Red meat, including burgers, tends to be overlooked as part of a nutritious diet; but moderate amounts fit perfectly into a balanced diet. Burger meat packs your meal with nutrients, like iron, vitamin B-12, and protein. If you're a generally healthy person, a burger once in a while may have some benefits.
Optimal Iron Levels
Iron carries oxygen to cells, tissues, and organs. Red meats, such as burgers, are some of the best sources of heme iron. Heme iron is found only in animal-based foods, is highly bio-available, and easy for your body to use. According to the Office of Dietary Supplements, your body absorbs as much as 35 percent of the heme iron that you acquire from meat, versus only 2 - 20 percent of non-heme iron from plant-based foods. Adult men need eight milligrams of iron each day, while women require 18 milligrams. Pregnant women are recommended to take up to 27 milligrams, and breastfeeding moms need nine milligrams. Four ounces of 90-percent lean broiled burger meat has more than three milligrams of iron.
Proper Red Blood Cell Function
Vitamin B-12 is essential for the production of new red blood cells. Without adequate B-12, red blood cells form abnormal shapes, resulting in decreased oxygen delivery throughout your body. Adults of both genders need 2.4 micrograms of B-12 each day. In some cases, women may need more. During pregnancy, you need 2.6 micrograms each day, which increases further to 2.8 micrograms if breastfeeding. A four-ounce broiled burger patty provides nearly three micrograms of vitamin B-12, helping you meet your daily recommendation from one meal.

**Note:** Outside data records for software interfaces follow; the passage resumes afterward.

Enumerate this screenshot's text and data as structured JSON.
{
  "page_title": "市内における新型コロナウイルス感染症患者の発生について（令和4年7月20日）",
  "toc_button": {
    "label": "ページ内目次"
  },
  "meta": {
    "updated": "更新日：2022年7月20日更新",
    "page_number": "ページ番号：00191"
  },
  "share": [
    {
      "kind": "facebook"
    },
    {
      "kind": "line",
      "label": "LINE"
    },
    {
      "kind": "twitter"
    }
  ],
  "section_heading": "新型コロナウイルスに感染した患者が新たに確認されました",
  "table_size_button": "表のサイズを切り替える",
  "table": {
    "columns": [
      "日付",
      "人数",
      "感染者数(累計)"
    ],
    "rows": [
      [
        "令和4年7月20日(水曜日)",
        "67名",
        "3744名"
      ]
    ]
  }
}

Rich Protein Source
Burgers are rich in protein, but you should select the leanest varieties, such as 90 percent lean or more, to avoid consuming too much fat and calories. Protein gives structure to cells, builds lean muscle mass, and acts as a backup energy source when carbohydrates and fat are not available. Your diet should consist of 10 - 35 percent protein. Because protein has four calories per gram, this equates to 50 - 175 grams per day for a 2,000-calorie diet, depending on your activity level. Four ounces of cooked burger meat has more than 30 grams of protein.
Cook burger meat thoroughly to eliminate pathogens that lead to food-borne illnesses. Checking the meat with a thermometer helps you determine if it reaches the proper cooking temperature. Another concern of red meat is the high saturated fat content. Saturated fat hardens arteries, elevates blood pressure, and ups your risk of cardiovascular disease when you have too much. Do not have more than 10 percent of your total calories come from saturated fat, which contains nine calories per gram. For a 2,000-calorie diet, you can have a maximum of 22 grams of saturated fat per day. You'll acquire nearly 5.5 grams from four ounces of 90-percent lean burger meat.